Classrooms in Other Countries (and Other Differences)

This article from Slate is mildly interesting, and mildly horrifying, in spots. It says:

Classrooms in countries with the highest-performing students contain very little tech wizardry, generally speaking. They look, in fact, a lot like American ones—circa 1989 or 1959. Children sit at rows of desks, staring up at a teacher who stands in front of a well-worn chalkboard.

“In most of the highest-performing systems, technology is remarkably absent from classrooms,” says Andreas Schleicher, a veteran education analyst for the Organization for Economic Cooperation and Development who spends much of his time visiting schools around the world to find out what they are doing right (or wrong). “I have no explanation why that is the case, but it does seem that those systems place their efforts primarily on pedagogical practice rather than digital gadgets.”

There are others, quoted in the piece, who suggest some reasons for the comparative differences. Just be sure to mentally insert “on standardized tests” immediately after each use of the word “performing” when you read the rest.

Sustainability Alliance (It’s a Committee)

Just in case you didn’t see it, Jen Asimow is looking for some committed people for the Sustainability Alliance.

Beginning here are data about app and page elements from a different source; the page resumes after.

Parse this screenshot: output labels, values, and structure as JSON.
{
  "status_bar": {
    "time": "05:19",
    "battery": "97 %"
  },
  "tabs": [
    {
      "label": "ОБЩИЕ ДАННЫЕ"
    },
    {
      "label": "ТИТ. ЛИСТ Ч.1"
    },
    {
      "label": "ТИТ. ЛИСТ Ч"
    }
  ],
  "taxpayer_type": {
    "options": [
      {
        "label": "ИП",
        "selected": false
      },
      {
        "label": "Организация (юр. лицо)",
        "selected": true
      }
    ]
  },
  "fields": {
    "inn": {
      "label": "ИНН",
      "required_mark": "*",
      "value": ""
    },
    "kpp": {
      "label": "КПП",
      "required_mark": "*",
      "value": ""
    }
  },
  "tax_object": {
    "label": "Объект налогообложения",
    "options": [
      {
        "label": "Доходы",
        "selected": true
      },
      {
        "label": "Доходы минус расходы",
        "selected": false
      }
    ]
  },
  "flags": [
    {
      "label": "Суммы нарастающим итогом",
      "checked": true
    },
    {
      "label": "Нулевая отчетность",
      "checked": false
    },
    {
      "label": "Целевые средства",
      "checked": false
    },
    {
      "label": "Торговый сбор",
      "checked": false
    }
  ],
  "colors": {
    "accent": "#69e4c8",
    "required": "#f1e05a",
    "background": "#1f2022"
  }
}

She wrote:

If anyone is reading this out there, I am trying my darnedest to convene a group of committed people sometime in the near future. I have had limited interest (13 people are interested in serving on this committee, including 2 staff and 2 administrators). Please let me know if you would like to participate, even on a part-time, little-time, only via emails, as an observer, basis.

You can reach her at if you are interested in participating in any way shape or form with them.

Tuesday Teaching Question

I always hated the old “What did you do this summer?” assignment when I was a student, and usually tried to subvert or resist it some way (big surprise, right?), but now, here on the other side, I am perpetually tempted to throw it at my students, even while recognizing that most of them don’t have proper summers in the sense of being free of work responsibilities. It’s this last fact that makes the question even more tempting to ask, I think.

When I was 8 the answers were less interesting and far less varied–I think I played Wiffle Ball every day that summer–than they are coming from people with real lives. I recognize, too, now, the utility of the question for getting people to reveal a little something about themselves to a room full of strangers in order to begin the delicate and difficult work of building a nascent trust among the students and create a social, functional learning environment. I hesitate to throw it out there at the beginning of the fall semester, though, because I always wonder if it crosses the line from playful and fun to infantilizing–I don’t want to start out the semester giving the impression that I’m patronizing them. Consequently, I usually resist the temptation and throw something out there like, “Tell the rest of us about something that happened to you in the last six months,” and I’m never really happy with it.

So I’m looking for some great first day/week questions that you ask when you’re taking attendance or to get a writing sample or something–questions you use to get your students talking about themselves so you can get to know them a little bit (and/or they each other). What have you got?